The importance of surface decoration in Islamic architecture drove the development of a vibrant and long-lived tradition of tile making. Of ten working under court patronage, potters rose to the challenge of providing buildings with radiant colors and intricate designs. They achieved this task by providing the decorative styles of their time with innovations in ceramic material, coloring agents, glazes, and firing techniques, yielding a bold artistic expression and vividly transforming the appearance of architectural interiors and exteriors.
One of the most brilliant periods in the history of the ceramic industry of the Islamic world took place in Ottoman Turkey in the town of Iznik in the late fifteenth to late sixteenth centuries. The potters of Iznik brought to perfection the technique of painting in vibrant colors under a clear glaze. Tiles were produced on a mass scale in Iznik to supply the vast demand created by sixteenth-century imperial architectural projects.
Originally imitating Chinese floral styles in blue and white, by the mid-sixteenth century, a distinctly Ottoman floral style had emerged that was characterized by prominent lotus flowers and intertwining serrated­ edge leaves known as saz. The rectangular tile 1960.18 exemplifies the high point of this stylistic development, in which saz leaves and lotus blossoms combine with Chinese-style cloud bands.

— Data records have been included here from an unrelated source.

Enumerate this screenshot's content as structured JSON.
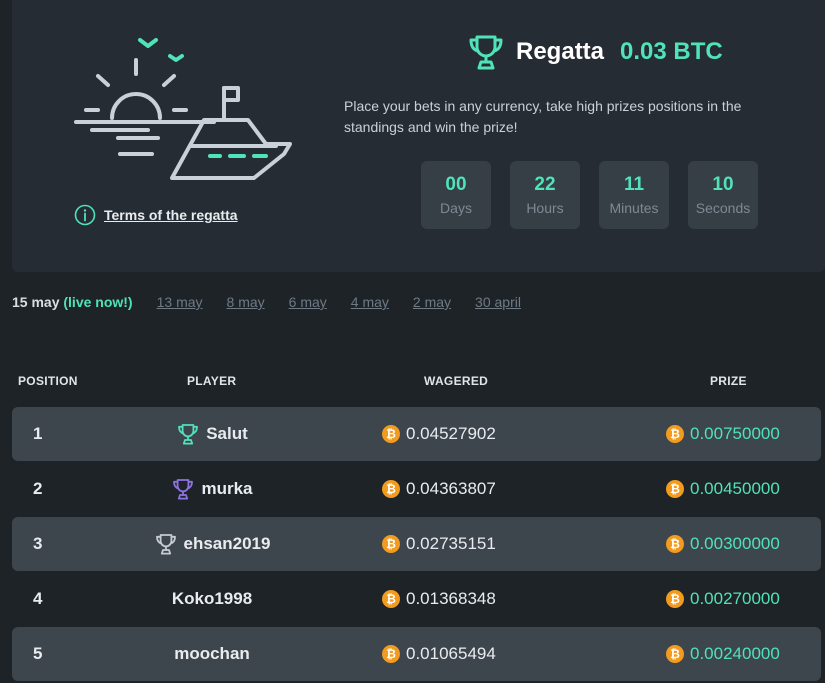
{
  "header": {
    "title": "Regatta",
    "amount": "0.03 BTC",
    "description": "Place your bets in any currency, take high prizes positions in the standings and win the prize!",
    "terms_link": "Terms of the regatta"
  },
  "timer": [
    {
      "value": "00",
      "label": "Days"
    },
    {
      "value": "22",
      "label": "Hours"
    },
    {
      "value": "11",
      "label": "Minutes"
    },
    {
      "value": "10",
      "label": "Seconds"
    }
  ],
  "dates": {
    "current": "15 may",
    "live": "(live now!)",
    "others": [
      "13 may",
      "8 may",
      "6 may",
      "4 may",
      "2 may",
      "30 april"
    ]
  },
  "table": {
    "headers": {
      "position": "POSITION",
      "player": "PLAYER",
      "wagered": "WAGERED",
      "prize": "PRIZE"
    },
    "rows": [
      {
        "position": "1",
        "player": "Salut",
        "wagered": "0.04527902",
        "prize": "0.00750000",
        "trophy": "gold-trophy-icon"
      },
      {
        "position": "2",
        "player": "murka",
        "wagered": "0.04363807",
        "prize": "0.00450000",
        "trophy": "purple-trophy-icon"
      },
      {
        "position": "3",
        "player": "ehsan2019",
        "wagered": "0.02735151",
        "prize": "0.00300000",
        "trophy": "silver-trophy-icon"
      },
      {
        "position": "4",
        "player": "Koko1998",
        "wagered": "0.01368348",
        "prize": "0.00270000",
        "trophy": ""
      },
      {
        "position": "5",
        "player": "moochan",
        "wagered": "0.01065494",
        "prize": "0.00240000",
        "trophy": ""
      }
    ],
    "coin_symbol": "₿"
  },
  "colors": {
    "accent": "#4fe3b7",
    "purple": "#8d73e0",
    "silver": "#c7ccd1",
    "btc": "#f29b1f"
  }
}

Another innovation of Iznik ceramics is the addition of an emphatic red pigment that stands out boldly, thanks to its thick application under the transparent glaze. [draft]

Label Text: Objects from the Islamic World, written 1986
Tile
With central rosette and spirally radiating leaf-scroll
Turkey, Ottoman, Iznik
Late 16th century
Glazed ceramic
Gift of John Goelet 1960.17

Label Text: Overlapping Realms: Arts of the Islamic World and India, 900-1900, written 2007
Tile with Palmette Blossoms, Flowers, and Serrated Leaves
Turkey, Iznik, c. 1570–1580
Fritware with underglaze painting
Gift of John Goelet
1960.17

Publication History

Walter B. Denny and Aileen Ribeiro, Court and Conquest: Ottoman Origins and the Design for Handel's Tamerlano at the Glimmerglass Opera, exh. cat., Kent State University Museum (Kent State, OH, 1999), page 38/figure 36

Stephan Wolohojian, ed., Harvard Art Museum Handbook, Harvard Art Museum (Cambridge, MA, 2008), p. 84

Middle East Studies Association Bulletin, Middle East Studies Association Bulletin, 1, July 1983, Pg. 1

Exhibition History

Arabesque, Harvard University Art Museums, Cambridge, 12/01/1990 - 03/24/1991

Woven, Hammered, and Thrown: Textiles and Objects from the Islamic World, Harvard University Art Museums, Cambridge, 06/22/1991 - 08/18/1991

Pattern and Purpose. Decorative Arts of Islam., Harvard University Art Museums, Cambridge, 02/19/1994 - 07/03/1994

Court and Conquests, Ottoman Origins and the Designs for Handel's "Tamerlano" at the Glimmerglass Opera, Kent State University Museum, Kent, 02/17/1999 - 04/25/1999; Equitable Gallery, New York, 11/18/1998 - 01/23/1999

A Grand Legacy: Arts of the Ottoman Empire, Harvard University Art Museums, Arthur M. Sackler Museum, Cambridge, 10/09/1999 - 01/02/2000

The Enlightened Eye: Gifts from John Goelet, Harvard University Art Museums, Cambridge, 02/12/2000 - 05/07/2000

Overlapping Realms: Arts of the Islamic World and India, 900-1900, Harvard University Art Museums, Arthur M. Sackler Museum, Cambridge, 12/02/2006 - 03/23/2008

Subjects and Contexts

Collection Highlights

Verification Level

3 - Good. Object is well described and information is vetted